BEGIN EXTRACTED DATA

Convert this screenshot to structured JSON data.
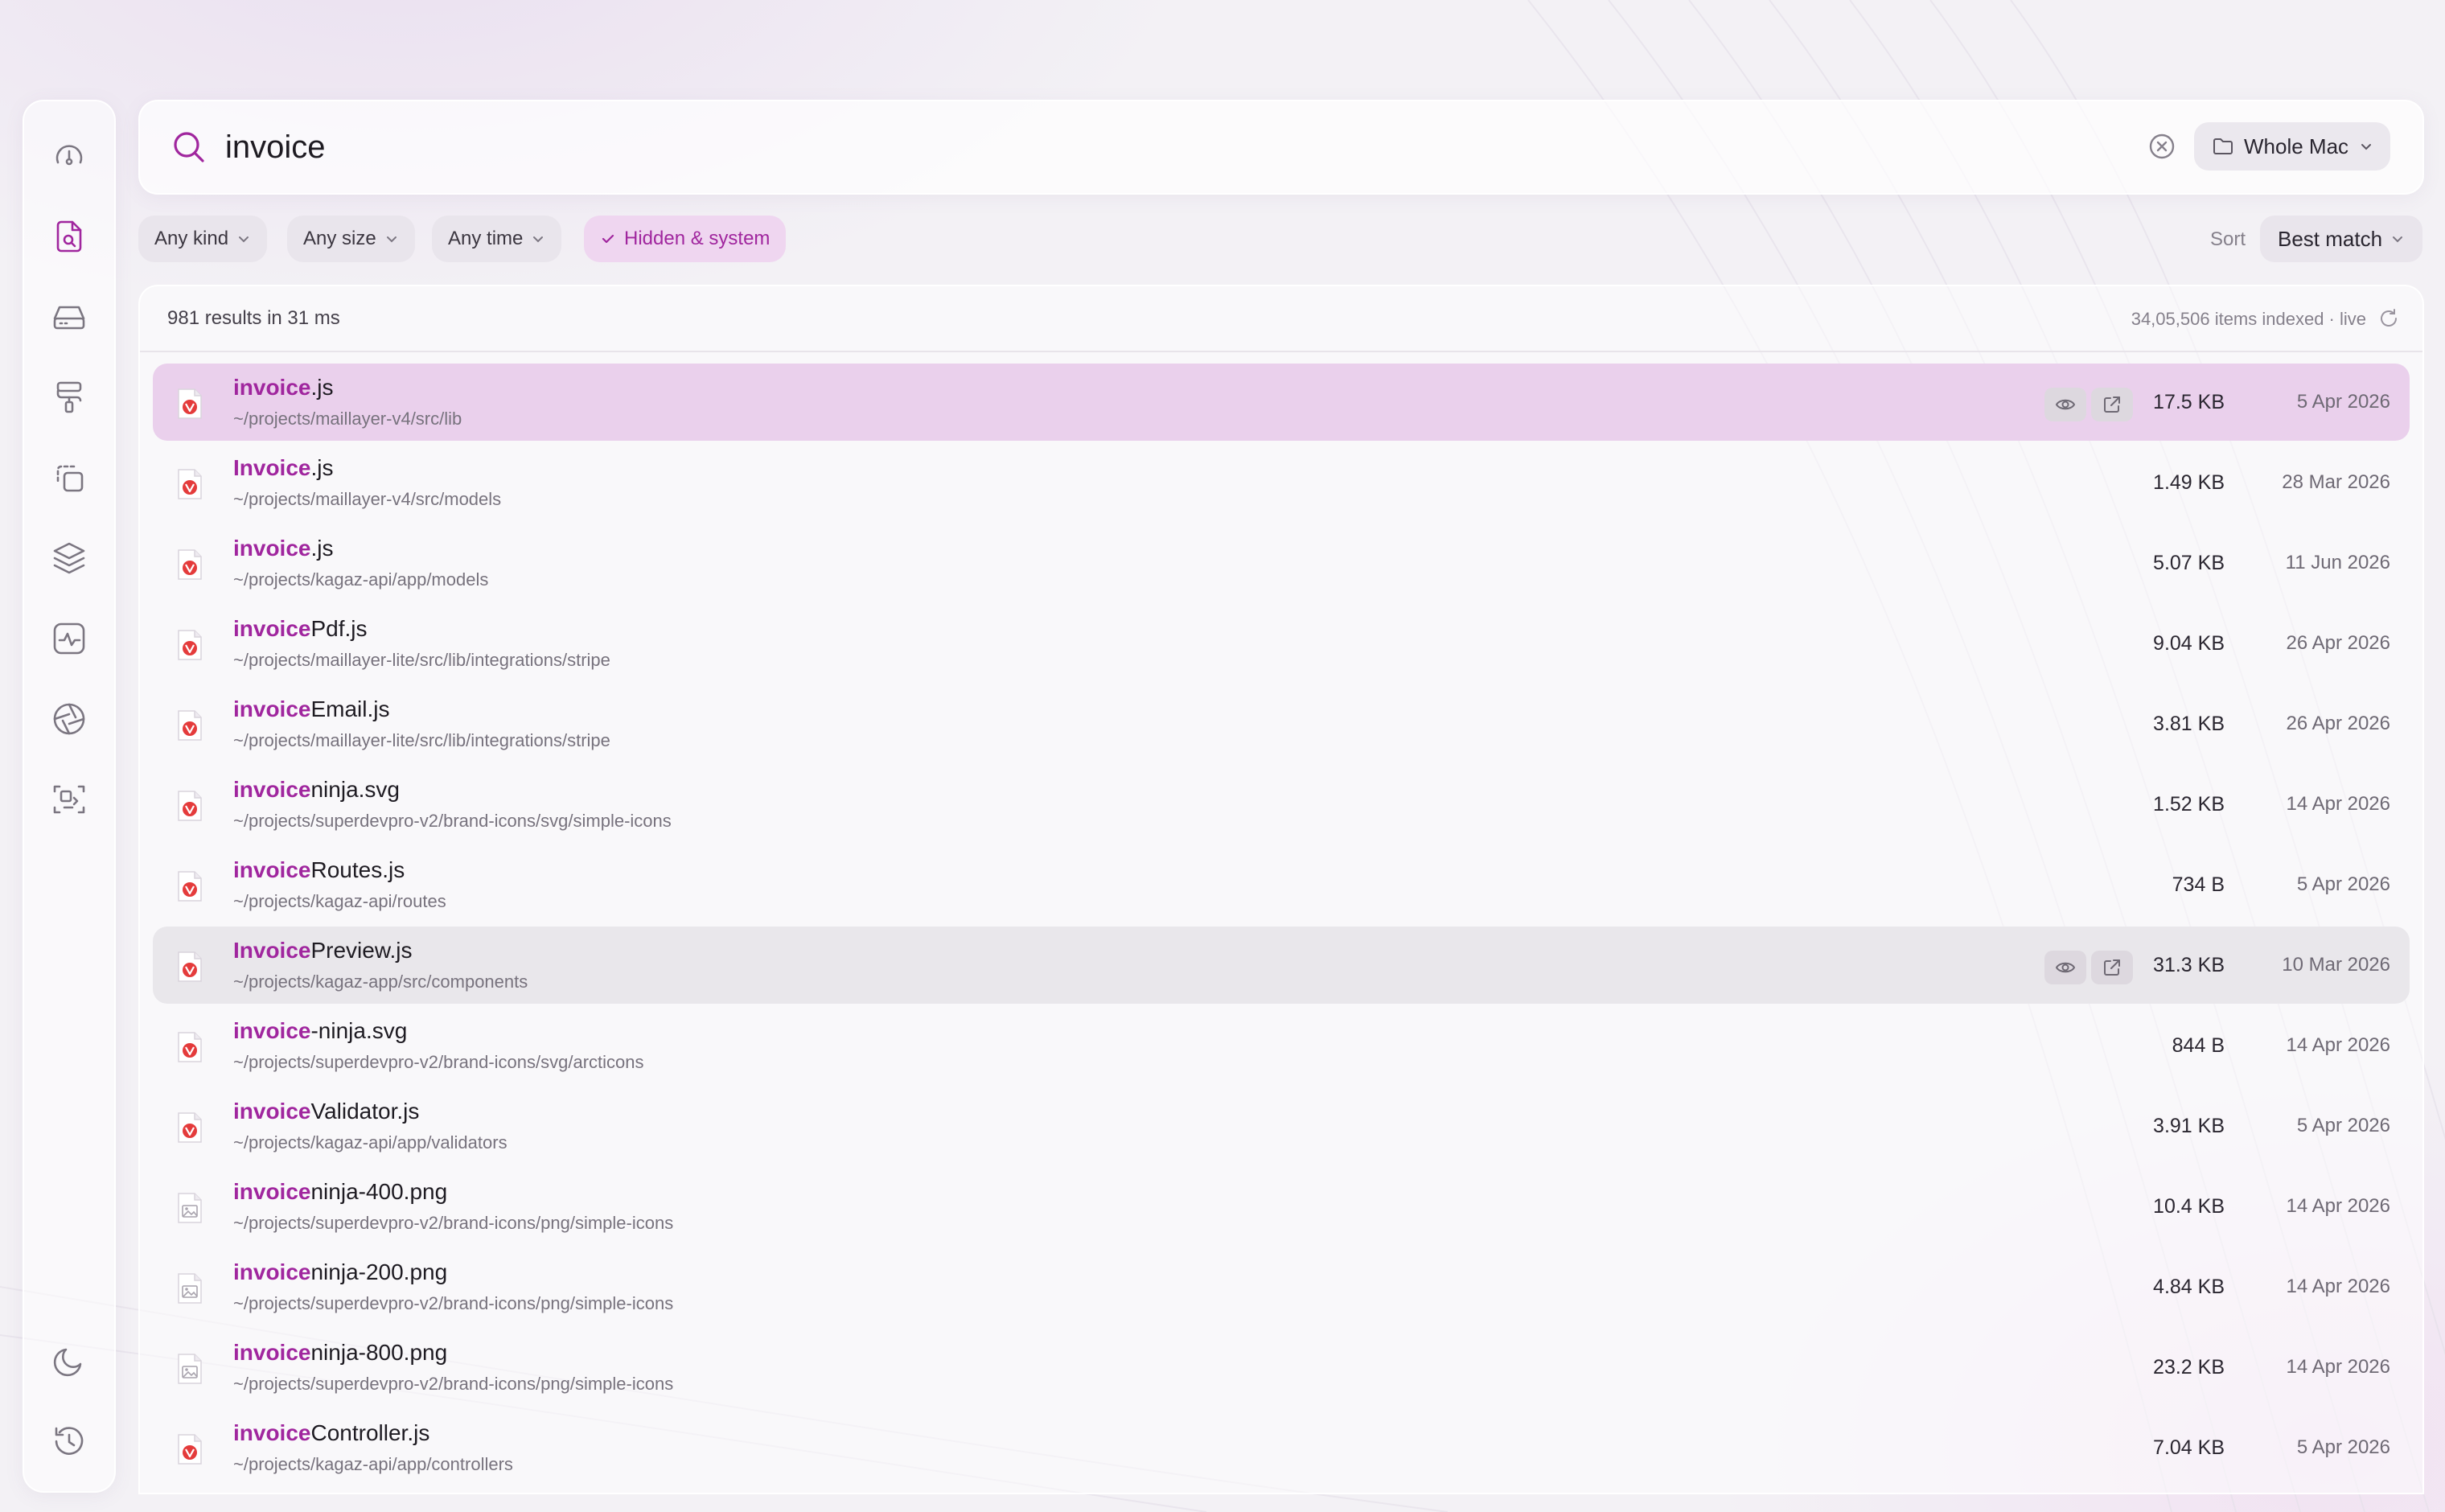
{
  "search": {
    "value": "invoice",
    "scope_label": "Whole Mac"
  },
  "filters": [
    {
      "label": "Any kind",
      "active": false
    },
    {
      "label": "Any size",
      "active": false
    },
    {
      "label": "Any time",
      "active": false
    },
    {
      "label": "Hidden & system",
      "active": true
    }
  ],
  "sort": {
    "label": "Sort",
    "value": "Best match"
  },
  "results": {
    "count_text": "981 results in 31 ms",
    "index_text": "34,05,506 items indexed · live",
    "rows": [
      {
        "match": "invoice",
        "rest": ".js",
        "path": "~/projects/maillayer-v4/src/lib",
        "size": "17.5 KB",
        "date": "5 Apr 2026",
        "kind": "code",
        "state": "selected"
      },
      {
        "match": "Invoice",
        "rest": ".js",
        "path": "~/projects/maillayer-v4/src/models",
        "size": "1.49 KB",
        "date": "28 Mar 2026",
        "kind": "code",
        "state": ""
      },
      {
        "match": "invoice",
        "rest": ".js",
        "path": "~/projects/kagaz-api/app/models",
        "size": "5.07 KB",
        "date": "11 Jun 2026",
        "kind": "code",
        "state": ""
      },
      {
        "match": "invoice",
        "rest": "Pdf.js",
        "path": "~/projects/maillayer-lite/src/lib/integrations/stripe",
        "size": "9.04 KB",
        "date": "26 Apr 2026",
        "kind": "code",
        "state": ""
      },
      {
        "match": "invoice",
        "rest": "Email.js",
        "path": "~/projects/maillayer-lite/src/lib/integrations/stripe",
        "size": "3.81 KB",
        "date": "26 Apr 2026",
        "kind": "code",
        "state": ""
      },
      {
        "match": "invoice",
        "rest": "ninja.svg",
        "path": "~/projects/superdevpro-v2/brand-icons/svg/simple-icons",
        "size": "1.52 KB",
        "date": "14 Apr 2026",
        "kind": "code",
        "state": ""
      },
      {
        "match": "invoice",
        "rest": "Routes.js",
        "path": "~/projects/kagaz-api/routes",
        "size": "734 B",
        "date": "5 Apr 2026",
        "kind": "code",
        "state": ""
      },
      {
        "match": "Invoice",
        "rest": "Preview.js",
        "path": "~/projects/kagaz-app/src/components",
        "size": "31.3 KB",
        "date": "10 Mar 2026",
        "kind": "code",
        "state": "hover"
      },
      {
        "match": "invoice",
        "rest": "-ninja.svg",
        "path": "~/projects/superdevpro-v2/brand-icons/svg/arcticons",
        "size": "844 B",
        "date": "14 Apr 2026",
        "kind": "code",
        "state": ""
      },
      {
        "match": "invoice",
        "rest": "Validator.js",
        "path": "~/projects/kagaz-api/app/validators",
        "size": "3.91 KB",
        "date": "5 Apr 2026",
        "kind": "code",
        "state": ""
      },
      {
        "match": "invoice",
        "rest": "ninja-400.png",
        "path": "~/projects/superdevpro-v2/brand-icons/png/simple-icons",
        "size": "10.4 KB",
        "date": "14 Apr 2026",
        "kind": "image",
        "state": ""
      },
      {
        "match": "invoice",
        "rest": "ninja-200.png",
        "path": "~/projects/superdevpro-v2/brand-icons/png/simple-icons",
        "size": "4.84 KB",
        "date": "14 Apr 2026",
        "kind": "image",
        "state": ""
      },
      {
        "match": "invoice",
        "rest": "ninja-800.png",
        "path": "~/projects/superdevpro-v2/brand-icons/png/simple-icons",
        "size": "23.2 KB",
        "date": "14 Apr 2026",
        "kind": "image",
        "state": ""
      },
      {
        "match": "invoice",
        "rest": "Controller.js",
        "path": "~/projects/kagaz-api/app/controllers",
        "size": "7.04 KB",
        "date": "5 Apr 2026",
        "kind": "code",
        "state": ""
      }
    ]
  },
  "sidebar": {
    "top_icons": [
      "gauge-icon",
      "file-search-icon",
      "drive-icon",
      "paint-roller-icon",
      "duplicate-icon",
      "layers-icon",
      "activity-icon",
      "aperture-icon",
      "scan-icon"
    ],
    "bottom_icons": [
      "moon-icon",
      "history-icon"
    ],
    "active": "file-search-icon"
  },
  "colors": {
    "accent": "#a0269e",
    "selected_row": "#ead0ec",
    "hover_row": "#e9e7eb"
  }
}
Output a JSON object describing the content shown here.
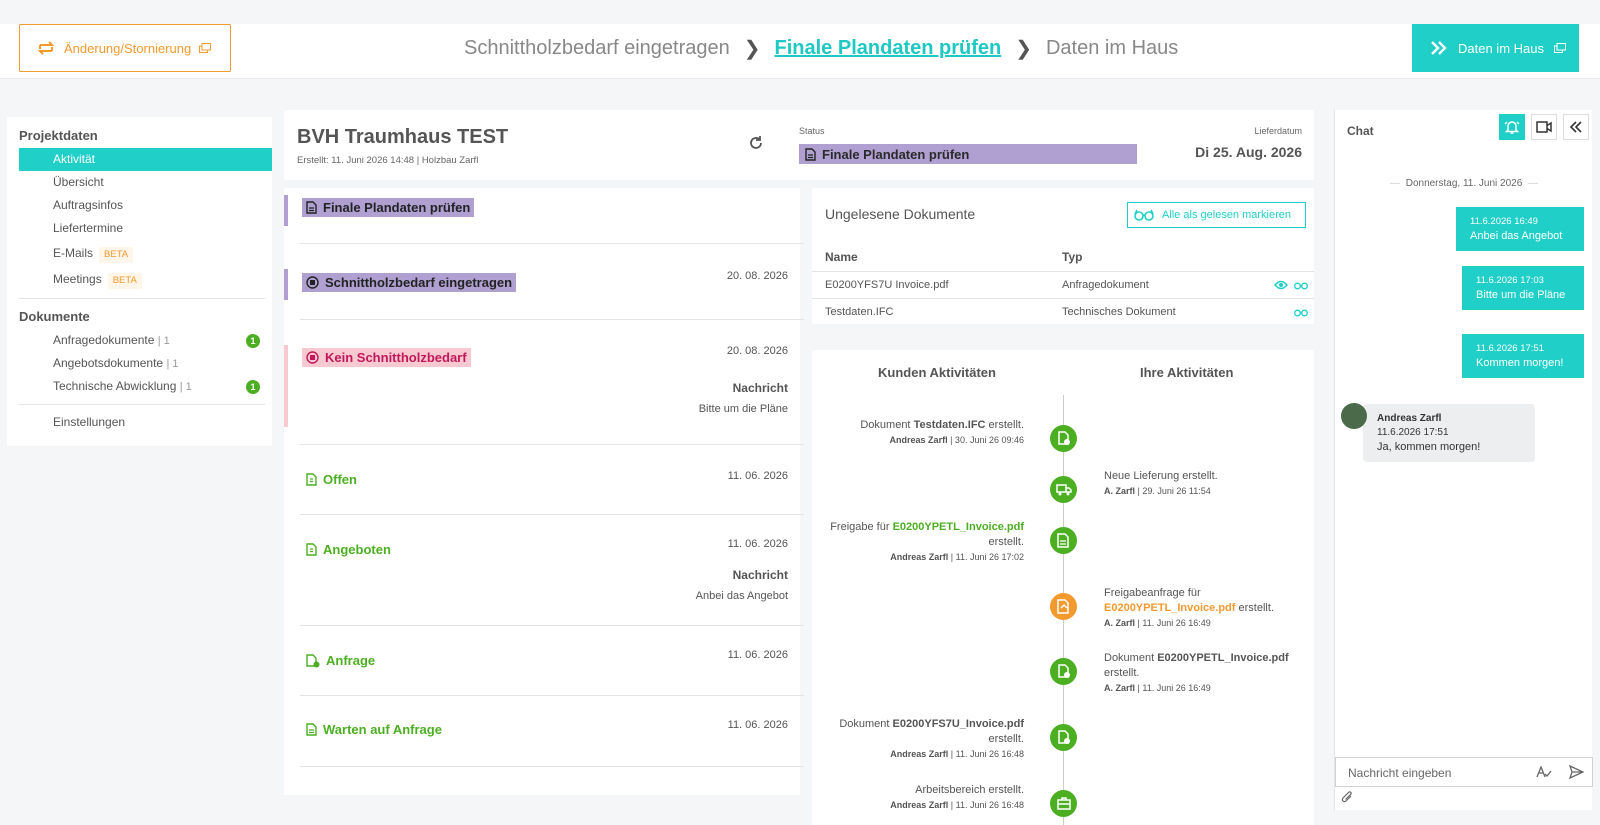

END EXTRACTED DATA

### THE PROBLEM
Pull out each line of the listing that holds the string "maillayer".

### RESPONSE TO THIS TASK
        "path": "~/projects/maillayer-v4/src/lib",
        "path": "~/projects/maillayer-v4/src/models",
        "path": "~/projects/maillayer-lite/src/lib/integrations/stripe",
        "path": "~/projects/maillayer-lite/src/lib/integrations/stripe",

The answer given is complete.